    If emailing is not possible, may I post them here? (They are quite long though.)

    Thank you for this wonderful post.

  3. dp says:

    Thank you for the most insightful thing I have ever read about this area. It answered many questions I didn’t even know I had, but had been trying to find answers for! Just reading about how you “live” mathematics in a completely different way than the oppressive way I was taught and my kids are being taught is a brilliant Pandora ‘s box for me this morning. I do have one question. Have you ever encountered a symptom of transposing digits in a number sequence? I do this and my daughter does this every day. We can look at the numbers intensely and check ourselves over and over, and will have read 824-754-284-33 as 842-745-284-33. It is very frustrating and we have different devices to compensate for it. But I was wondering if this is something you have heard of before. Thank you and please keep writing and thinking big.

    • toomai says:

      I transpose digits in numbers some. Usually I’m able to control it with a little concentration. Of course, in high stress situations that ability to concentrate just goes out the window for me.

  4. Landon says:

    Great post as usual. I don’t know if I ever told you this or if you remember, but I was diagnosed with dyslexia in 4th grade. I was drawn to math much earlier because it was the first area I really had success.

    Even with calculations and times tables. While others were trying to memorize which numbers went with which pair I instantly saw patterns. This allowed me to be faster than my classmates and more correct. What a relief. I spent countless hours in elementary school staying in from PE and recess to finish various assignments. Finally I was good at something.

    And as you say it got better. I have told many that I have solved many math problems, and probably some of my most difficult ones, in the shower. You have a great clarity of expression on this point. We can set our minds on an autopilot in many cases.

    Thanks for taking the time to write this post on your blog.

    • toomai says:

      Hi, Landon. I don’t think you ever told me that you were dyslexic. If you did my dyslexic brain forgot it :-). Lots of math problem solving in the shower for me too. Also while brushing my teeth, and in restroom stalls.

  5. Lisa Lyons says:

    I created a calendar that helps visual spatial memory. Wondering if it would appeal to people with dyslexia.

Leave a Reply

Fill in your details below or click an icon to log in:

WordPress.com Logo

You are commenting using your WordPress.com account. Log Out /  Change )

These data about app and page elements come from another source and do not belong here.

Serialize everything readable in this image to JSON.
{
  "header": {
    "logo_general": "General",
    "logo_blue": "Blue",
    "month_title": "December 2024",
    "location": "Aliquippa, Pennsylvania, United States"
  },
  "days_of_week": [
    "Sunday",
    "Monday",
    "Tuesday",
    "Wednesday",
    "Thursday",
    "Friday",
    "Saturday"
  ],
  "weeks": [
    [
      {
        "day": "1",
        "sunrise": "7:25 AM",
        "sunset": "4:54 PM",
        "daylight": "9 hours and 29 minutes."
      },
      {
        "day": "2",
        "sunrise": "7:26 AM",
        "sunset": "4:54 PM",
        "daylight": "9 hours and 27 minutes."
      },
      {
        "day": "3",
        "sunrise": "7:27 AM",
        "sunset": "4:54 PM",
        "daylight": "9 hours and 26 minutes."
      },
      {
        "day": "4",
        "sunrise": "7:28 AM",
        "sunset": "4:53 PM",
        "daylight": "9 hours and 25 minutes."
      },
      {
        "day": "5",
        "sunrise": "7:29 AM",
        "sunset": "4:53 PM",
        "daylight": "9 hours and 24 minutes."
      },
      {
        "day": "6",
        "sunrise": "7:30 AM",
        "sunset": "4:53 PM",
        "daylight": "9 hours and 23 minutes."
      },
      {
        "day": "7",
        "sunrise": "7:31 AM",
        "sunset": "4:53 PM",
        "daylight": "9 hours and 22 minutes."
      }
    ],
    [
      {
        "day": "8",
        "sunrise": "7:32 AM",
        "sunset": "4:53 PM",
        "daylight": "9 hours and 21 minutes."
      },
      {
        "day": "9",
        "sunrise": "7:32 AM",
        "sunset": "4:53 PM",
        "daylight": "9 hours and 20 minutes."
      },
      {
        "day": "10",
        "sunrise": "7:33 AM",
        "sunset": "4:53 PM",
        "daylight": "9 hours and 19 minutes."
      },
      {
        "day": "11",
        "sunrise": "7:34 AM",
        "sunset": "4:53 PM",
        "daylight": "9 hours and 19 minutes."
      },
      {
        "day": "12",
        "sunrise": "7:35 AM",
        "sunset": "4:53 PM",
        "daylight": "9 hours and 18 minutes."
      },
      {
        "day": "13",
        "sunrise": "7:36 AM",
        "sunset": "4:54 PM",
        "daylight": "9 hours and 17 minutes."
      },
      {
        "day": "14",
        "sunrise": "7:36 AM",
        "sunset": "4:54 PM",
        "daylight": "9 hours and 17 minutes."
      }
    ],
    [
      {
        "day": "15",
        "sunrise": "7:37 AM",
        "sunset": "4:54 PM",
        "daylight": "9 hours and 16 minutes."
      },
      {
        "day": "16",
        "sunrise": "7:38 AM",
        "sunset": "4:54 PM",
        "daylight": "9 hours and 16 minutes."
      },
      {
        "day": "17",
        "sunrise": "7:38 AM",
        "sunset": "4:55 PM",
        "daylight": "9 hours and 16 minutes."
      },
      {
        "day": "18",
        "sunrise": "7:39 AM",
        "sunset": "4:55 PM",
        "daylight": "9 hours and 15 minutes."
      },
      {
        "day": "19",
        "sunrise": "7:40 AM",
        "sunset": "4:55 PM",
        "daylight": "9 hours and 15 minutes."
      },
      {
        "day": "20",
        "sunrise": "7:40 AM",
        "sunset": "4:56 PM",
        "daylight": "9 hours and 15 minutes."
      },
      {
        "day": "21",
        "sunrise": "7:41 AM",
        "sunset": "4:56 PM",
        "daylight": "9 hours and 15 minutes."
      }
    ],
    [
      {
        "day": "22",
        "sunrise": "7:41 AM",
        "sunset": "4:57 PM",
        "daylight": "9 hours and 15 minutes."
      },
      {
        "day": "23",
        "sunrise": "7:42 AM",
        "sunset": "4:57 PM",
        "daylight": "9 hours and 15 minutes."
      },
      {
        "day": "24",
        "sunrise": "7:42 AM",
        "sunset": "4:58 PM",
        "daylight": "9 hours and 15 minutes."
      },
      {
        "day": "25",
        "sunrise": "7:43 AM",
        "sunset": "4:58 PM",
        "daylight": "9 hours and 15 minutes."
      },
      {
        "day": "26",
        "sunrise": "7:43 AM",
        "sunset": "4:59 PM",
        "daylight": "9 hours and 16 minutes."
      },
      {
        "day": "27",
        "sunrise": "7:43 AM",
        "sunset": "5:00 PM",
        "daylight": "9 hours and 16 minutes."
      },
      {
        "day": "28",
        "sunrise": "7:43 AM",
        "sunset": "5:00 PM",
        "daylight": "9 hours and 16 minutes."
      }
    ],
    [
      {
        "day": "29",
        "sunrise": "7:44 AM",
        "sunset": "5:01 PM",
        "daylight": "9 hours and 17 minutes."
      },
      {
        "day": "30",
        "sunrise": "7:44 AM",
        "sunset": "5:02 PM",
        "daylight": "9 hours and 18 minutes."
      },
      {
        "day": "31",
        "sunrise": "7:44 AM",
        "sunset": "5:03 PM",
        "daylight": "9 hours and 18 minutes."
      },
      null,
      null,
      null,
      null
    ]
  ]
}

Google photo

You are commenting using your Google account. Log Out /  Change )

Twitter picture

You are commenting using your Twitter account. Log Out /  Change )

Facebook photo

You are commenting using your Facebook account. Log Out /  Change )

Connecting to %s